Pamplona: Running of the Bulls Festival

Bulls and Spain are inseparable in a thick rope of cultural history that brings die hard adventure seekers to Pamplona's City Hall every year beginning July 6th like frenzied moths with too much money in head on collisions with flames from wounds. City Hall in Pamplona - the only one as symbol of potential catastrophe- with thousands of white t-shirted people wearing red kerchiefs lining or running the small narrow streets that form the race course. Centuries of people running with the Bulls plays out with red ties and scarfs to commemorate the opening of Sanfermines or the San Fermín festival. Scores of people get hurt by being trampled by their fellow celebrants as iron gates swing open to start the bull run. This year, one Irish lad fell off the wall to his death while others suffered glancing or near goring from riled up bulls who are tired of the taunts, noise and screams. Nowadays, there are multi-lingual guides with highlighted safety tips for the stupid that detail all manner of things about the festival. A loud rocket sounds letting the less foolhardy run for cover, clamber up walls or hide like a sane person behind concrete barriers along the half-mile or 825 meter race course. As the gate opens, all the bulls get through the gate and another blast of a rocket goes out to let the crowd know when the last bull is let loose. Great. The final act is the corrida (bull fight) which sends members of PETA into orbit annually as they find new and different ways to express with or without clothes their displeasure at the rite.

In the way back in the day past, bulls were put into corrals pending doom at a next day bull fight. Athletic folks with good to great acceleration in their legs (read young people males with or without stimulants) would jump in the middle of the corral to display their daring to their friends. After boarding up their houses and their shops as if for a terrible storm, Spanish locals watch thousands of tumbling tourists risk life and limb in the exercise, knowing that a stampede of humans is more fatal than the bulls. Mercaderes is the stretch of the race where many injuries occur, especially when it rains. Think a sliding half ton of bull with horns pointed unable to stop with the choice of piercing softer human flesh or hitting a hard wall. The Circle of Life rushes by as the bulls rush right back into a corral to await the afternoon entertainment - them, to the death at a bull fight. More firecrackers go off signaling when bulls hit the stadium and the fourth and final rocket when all the bulls are parked in a pen and the race is over. Then, the ambulance and rescuers descend. This happens for eight days straight during the San Fermín festival.

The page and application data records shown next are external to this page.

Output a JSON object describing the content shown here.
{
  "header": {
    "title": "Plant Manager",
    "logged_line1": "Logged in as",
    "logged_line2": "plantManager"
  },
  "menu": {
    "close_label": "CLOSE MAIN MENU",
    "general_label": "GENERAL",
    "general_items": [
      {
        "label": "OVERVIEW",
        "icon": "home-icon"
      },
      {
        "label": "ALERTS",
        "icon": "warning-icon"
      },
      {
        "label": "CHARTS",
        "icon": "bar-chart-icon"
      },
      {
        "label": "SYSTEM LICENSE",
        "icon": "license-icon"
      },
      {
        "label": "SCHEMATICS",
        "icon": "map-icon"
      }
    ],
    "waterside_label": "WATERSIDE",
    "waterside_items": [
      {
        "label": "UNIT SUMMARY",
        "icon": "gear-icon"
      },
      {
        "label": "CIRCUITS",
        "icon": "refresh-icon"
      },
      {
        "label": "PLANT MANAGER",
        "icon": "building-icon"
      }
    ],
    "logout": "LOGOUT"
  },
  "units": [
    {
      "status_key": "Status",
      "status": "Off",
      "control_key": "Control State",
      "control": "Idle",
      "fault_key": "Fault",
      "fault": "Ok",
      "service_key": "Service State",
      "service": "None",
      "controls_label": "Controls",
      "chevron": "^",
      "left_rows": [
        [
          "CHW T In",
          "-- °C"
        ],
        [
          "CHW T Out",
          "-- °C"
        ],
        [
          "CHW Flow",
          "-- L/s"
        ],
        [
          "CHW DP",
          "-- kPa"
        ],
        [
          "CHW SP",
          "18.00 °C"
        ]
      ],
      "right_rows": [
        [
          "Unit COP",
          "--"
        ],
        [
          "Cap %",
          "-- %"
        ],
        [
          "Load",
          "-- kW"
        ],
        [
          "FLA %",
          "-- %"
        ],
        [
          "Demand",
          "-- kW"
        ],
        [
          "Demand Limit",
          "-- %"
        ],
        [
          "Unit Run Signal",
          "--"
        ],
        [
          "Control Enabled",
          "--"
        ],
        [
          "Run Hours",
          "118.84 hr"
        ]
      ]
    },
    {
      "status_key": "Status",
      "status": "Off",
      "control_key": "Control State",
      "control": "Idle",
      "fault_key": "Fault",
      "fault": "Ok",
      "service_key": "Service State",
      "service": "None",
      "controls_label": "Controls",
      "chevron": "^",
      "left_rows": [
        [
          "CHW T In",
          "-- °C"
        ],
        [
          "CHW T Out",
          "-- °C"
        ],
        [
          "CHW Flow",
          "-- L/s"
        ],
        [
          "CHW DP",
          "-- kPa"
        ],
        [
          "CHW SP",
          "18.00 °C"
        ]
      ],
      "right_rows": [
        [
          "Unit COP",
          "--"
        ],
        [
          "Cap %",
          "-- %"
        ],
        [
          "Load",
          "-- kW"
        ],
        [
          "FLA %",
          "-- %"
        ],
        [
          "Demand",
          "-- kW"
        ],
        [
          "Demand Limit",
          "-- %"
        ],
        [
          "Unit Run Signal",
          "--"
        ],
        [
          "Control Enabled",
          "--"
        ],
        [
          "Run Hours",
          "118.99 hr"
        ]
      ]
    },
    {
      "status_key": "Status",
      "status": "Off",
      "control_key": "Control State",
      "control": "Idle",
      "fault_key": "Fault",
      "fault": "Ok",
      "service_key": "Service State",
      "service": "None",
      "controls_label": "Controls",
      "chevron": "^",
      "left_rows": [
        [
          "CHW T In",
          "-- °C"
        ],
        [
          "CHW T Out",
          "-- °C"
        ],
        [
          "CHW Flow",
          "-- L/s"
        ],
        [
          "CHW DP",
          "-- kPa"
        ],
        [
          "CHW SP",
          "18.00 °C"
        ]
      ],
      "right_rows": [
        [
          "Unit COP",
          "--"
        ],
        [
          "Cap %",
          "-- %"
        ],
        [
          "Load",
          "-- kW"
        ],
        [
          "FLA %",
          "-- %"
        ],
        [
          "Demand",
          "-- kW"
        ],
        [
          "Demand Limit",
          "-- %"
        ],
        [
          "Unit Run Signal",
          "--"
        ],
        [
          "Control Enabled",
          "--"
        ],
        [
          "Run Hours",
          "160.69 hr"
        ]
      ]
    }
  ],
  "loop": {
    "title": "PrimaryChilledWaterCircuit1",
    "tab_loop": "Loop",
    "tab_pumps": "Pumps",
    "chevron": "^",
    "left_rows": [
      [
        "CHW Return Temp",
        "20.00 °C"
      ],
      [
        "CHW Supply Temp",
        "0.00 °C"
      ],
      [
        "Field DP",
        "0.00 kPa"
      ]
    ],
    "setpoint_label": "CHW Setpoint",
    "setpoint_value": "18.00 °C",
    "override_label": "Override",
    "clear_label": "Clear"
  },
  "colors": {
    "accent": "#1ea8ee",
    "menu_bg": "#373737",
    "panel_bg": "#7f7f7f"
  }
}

Professional matadors fight, and invariably kill, the bulls each afternoon of the festival.

The fiesta, which ends July 14, is known also for its all-night street parties.

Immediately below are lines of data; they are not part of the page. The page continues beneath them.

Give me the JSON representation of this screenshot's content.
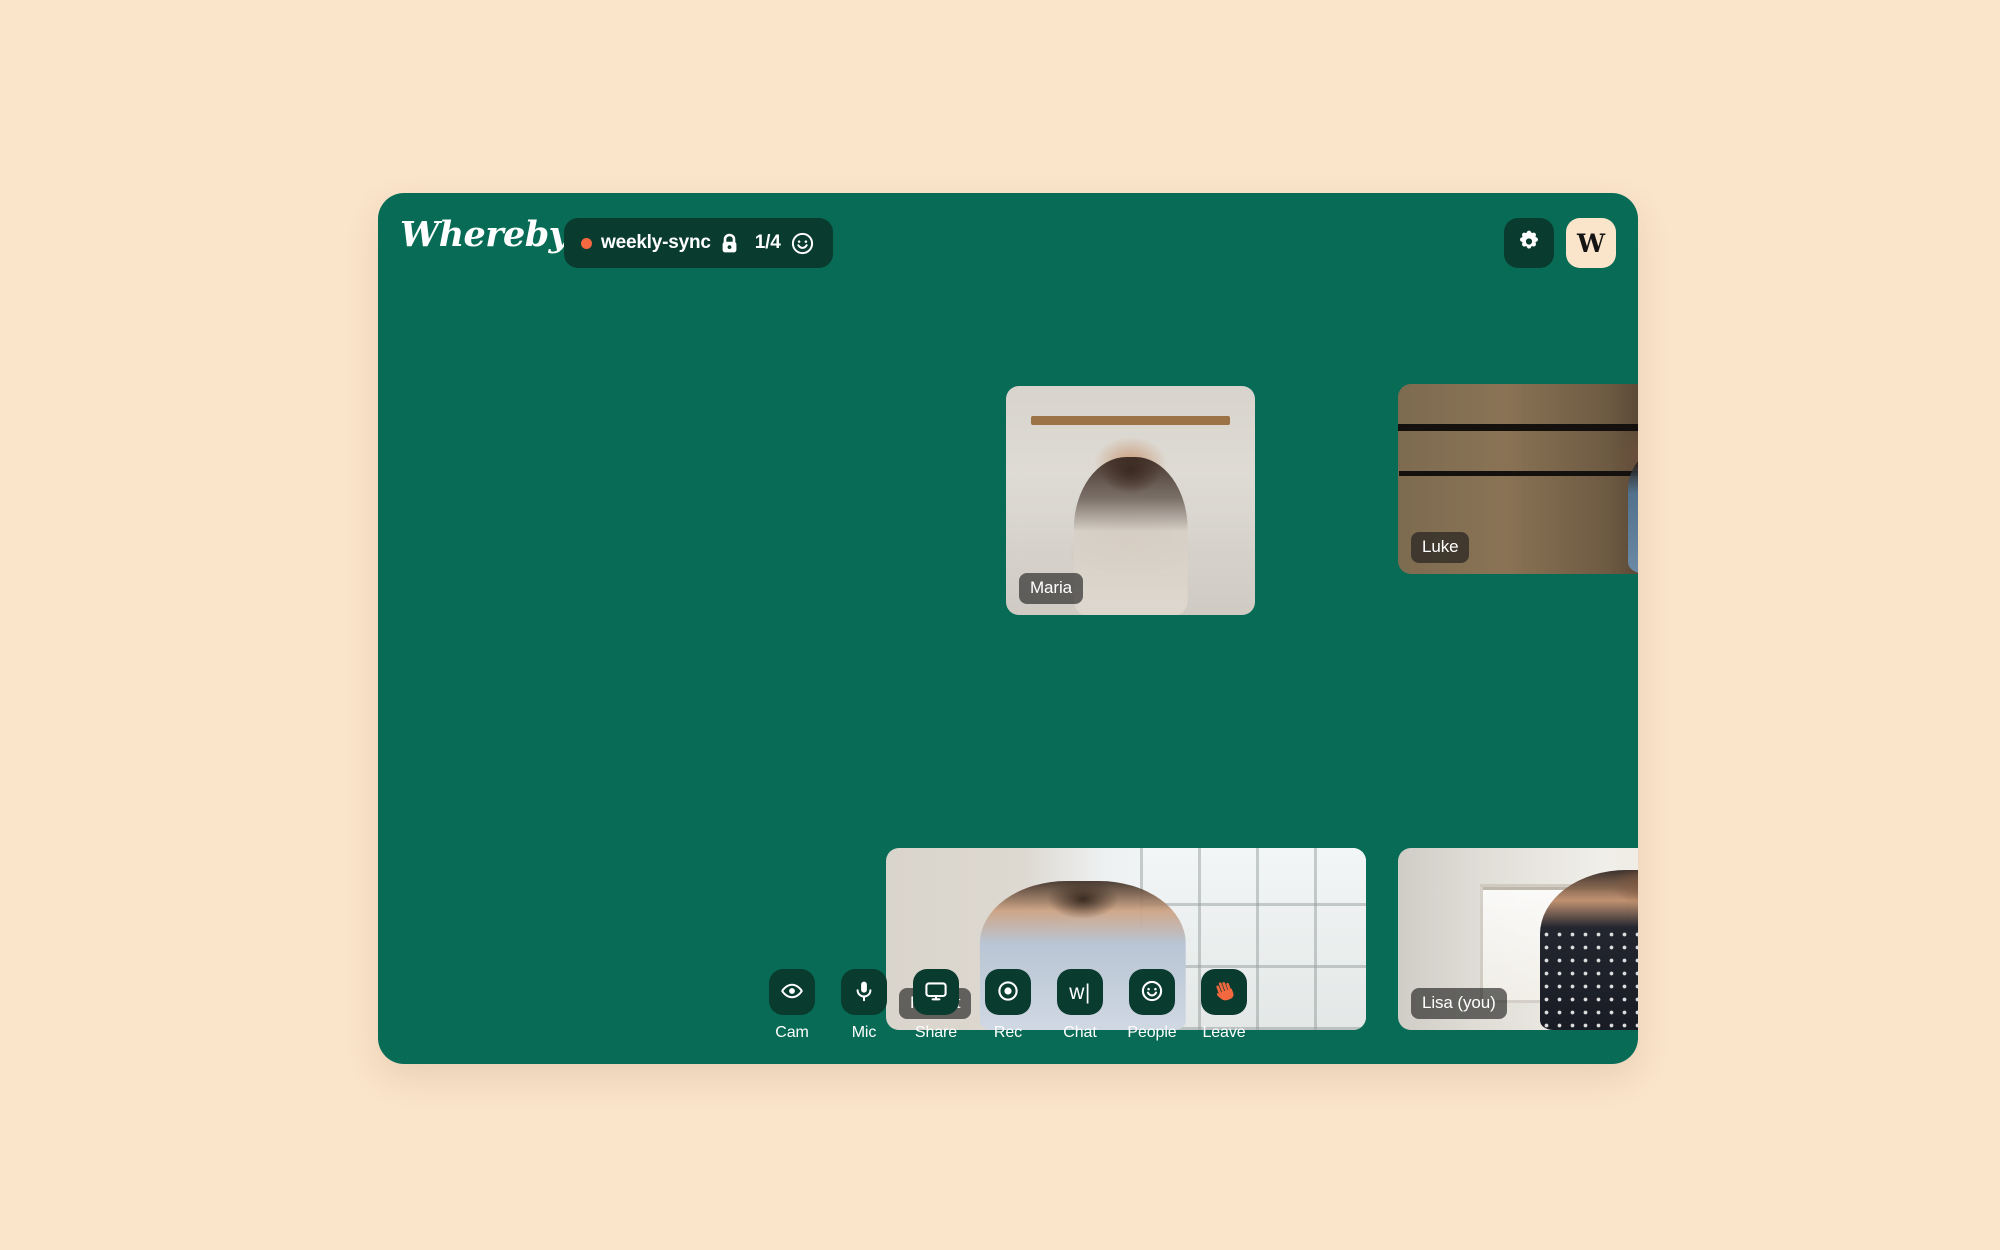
{
  "theme": {
    "page_background": "#fae4ca",
    "window_background": "#076b55",
    "chip_background": "#0a3b2f",
    "accent_coral": "#f4683f",
    "avatar_background": "#fae4ca"
  },
  "header": {
    "brand": "Whereby",
    "room": {
      "recording_dot": "record-dot",
      "name": "weekly-sync",
      "lock_icon": "lock-icon",
      "participant_count": "1/4",
      "mood_icon": "smiley-icon"
    },
    "settings_label": "settings-icon",
    "avatar_initial": "W"
  },
  "grid": {
    "tiles": [
      {
        "name": "Maria",
        "scene": "scene-maria",
        "id": "tile-maria"
      },
      {
        "name": "Luke",
        "scene": "scene-luke",
        "id": "tile-luke"
      },
      {
        "name": "Robert",
        "scene": "scene-robert",
        "id": "tile-robert"
      },
      {
        "name": "Lisa (you)",
        "scene": "scene-lisa",
        "id": "tile-lisa"
      }
    ]
  },
  "toolbar": {
    "items": [
      {
        "label": "Cam",
        "icon": "eye-icon"
      },
      {
        "label": "Mic",
        "icon": "microphone-icon"
      },
      {
        "label": "Share",
        "icon": "screen-share-icon"
      },
      {
        "label": "Rec",
        "icon": "record-circle-icon"
      },
      {
        "label": "Chat",
        "icon": "chat-w-cursor-icon",
        "glyph": "w|"
      },
      {
        "label": "People",
        "icon": "smiley-people-icon"
      },
      {
        "label": "Leave",
        "icon": "waving-hand-icon"
      }
    ]
  }
}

Tuesday's run used bulls from the southern Cebada Gago ranch, considered among the most dangerous in San Fermin. In 27 years, they have gored more than 35 people.

Spain lists as second, with 40, for the most UNESCO World Heritage Sites in one country. The arts pay homage to the history of bulls and bull fighting. Antiquity shows the worship of bulls at Knossos. In España, during the 19th century, Francisco de Goya made his famous etchings of the recortes or Basque-Navarre bull fighting style. The bull lives to a ripe old age with this style. Edouard Manet did a famous rendering of a gored matador in Dead Bullfighter (1864-1865).

Ernest Hemingway, one of the top 100 books of all
time according to some literary critics The Sun Also Rises (1926) is the best way to experience Pamplona and The Running of the Bulls. Who needs the actual goring - neither human or bull enjoys it.

No comments: